Some of the most common symptoms of heroin abuse include:
- Hostility and irritability
- Euphoric periods
- Mood swings
- Weight loss
- Disorientation and paranoia
- Fatigue, exhaustion or periods of prolonged sleep
- A decline in personal hygiene
A person who’s addicted to heroin is also likely to struggle with their responsibilities at work or school and may have a hard time maintaining relationships.
Cocaine frequently leads to substance use disorder. It’s known for its addictive properties, and those with risk factors for drug abuse may experience the signs of addiction within only one or two experiences with the drug.
What Is It?
Cocaine is a stimulant drug that gives users a quick burst of energy. Its effects typically don’t last long, and as a result, many users will find themselves using increasing amounts of cocaine to continue feeling high or mixing it with other substances, such as alcohol, heroin or marijuana.
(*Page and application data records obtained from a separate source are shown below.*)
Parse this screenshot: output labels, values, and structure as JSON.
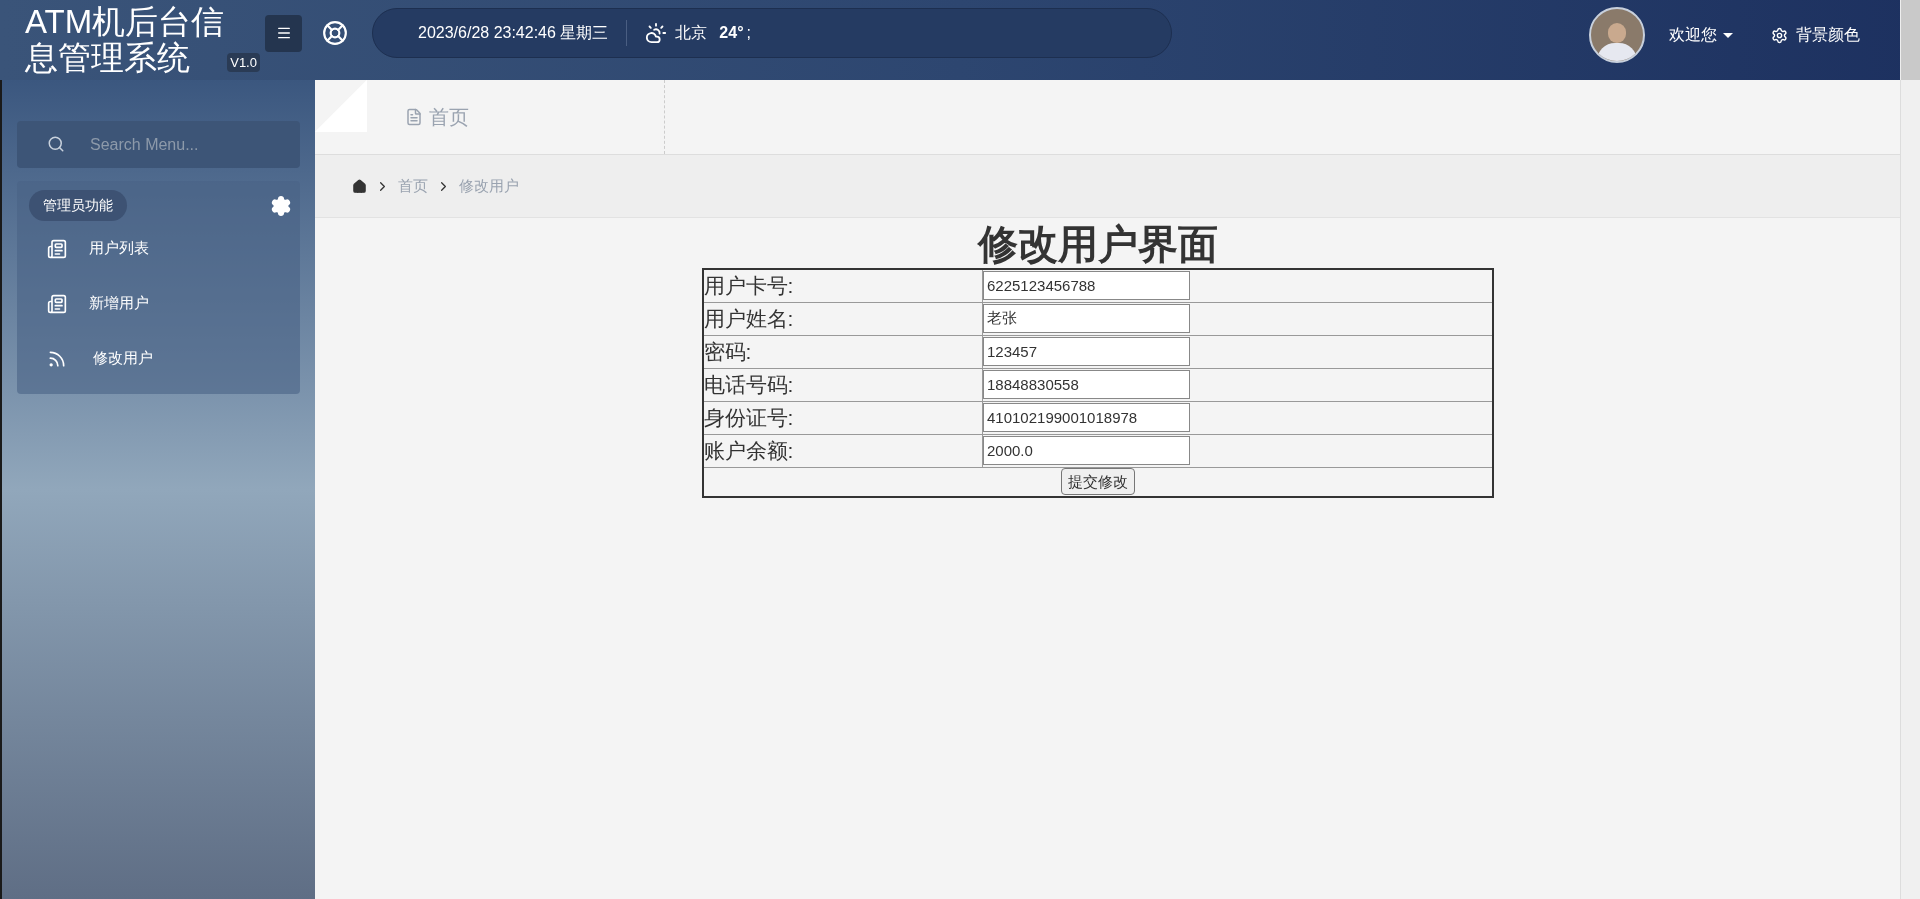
{
  "app": {
    "title": "ATM机后台信息管理系统",
    "version": "V1.0"
  },
  "header": {
    "datetime": "2023/6/28 23:42:46 星期三",
    "city": "北京",
    "temperature": "24°",
    "weather_suffix": ";",
    "welcome": "欢迎您",
    "theme_button": "背景颜色"
  },
  "sidebar": {
    "search": {
      "placeholder": "Search Menu..."
    },
    "section": "管理员功能",
    "items": [
      {
        "label": "用户列表",
        "kind": "document"
      },
      {
        "label": "新增用户",
        "kind": "document"
      },
      {
        "label": "修改用户",
        "kind": "feed"
      }
    ]
  },
  "tabs": [
    {
      "label": "首页",
      "selected": false
    }
  ],
  "breadcrumb": [
    "首页",
    "修改用户"
  ],
  "form": {
    "title": "修改用户界面",
    "fields": [
      {
        "label": "用户卡号:",
        "value": "6225123456788"
      },
      {
        "label": "用户姓名:",
        "value": "老张"
      },
      {
        "label": "密码:",
        "value": "123457"
      },
      {
        "label": "电话号码:",
        "value": "18848830558"
      },
      {
        "label": "身份证号:",
        "value": "410102199001018978"
      },
      {
        "label": "账户余额:",
        "value": "2000.0"
      }
    ],
    "submit": "提交修改"
  }
}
When combined with alcohol abuse, the effects of cocaine may be enhanced and the risk of overdose often increases.
What Does Cocaine Look Like?
Cocaine is a fine white powder. In some cases, it may be combined with baking soda and cooked to create a rock-like substance known as crack.
Signs of Cocaine Abuse
A person who’s addicted to cocaine is often plagued with depression and fatigue when they’re not using. At times when they’re on the drug, they typically experience some combination of the following:
- Increased energy and alertness
- Feelings of superiority
- Engaging in risky behaviors
- Damage to nostrils and nasal passages
Prescription drug abuse is becoming increasingly common, particularly among teens and younger adults. While opioids are the most commonly abused prescription drug, it’s not uncommon to see addicts abuse drugs such as Ritalin, dextroamphetamine and other medications that are commonly prescribed for ADHD. As many as 20% of college students in the U.S. admit to using such prescriptions to increase focus while studying.
Signs of Prescription Drug Abuse
It’s important to note that the side effects of prescription drugs vary widely depending on the drug in question, as well as the dosage. That being said, there are some warning signs to watch for if you think someone you know is abusing drugs. These include:
- Taking higher-than-prescribed dosages of drugs
- Appearing intoxicated
- Irritability, particularly when medication is unavailable
- Changes in eating or sleeping patterns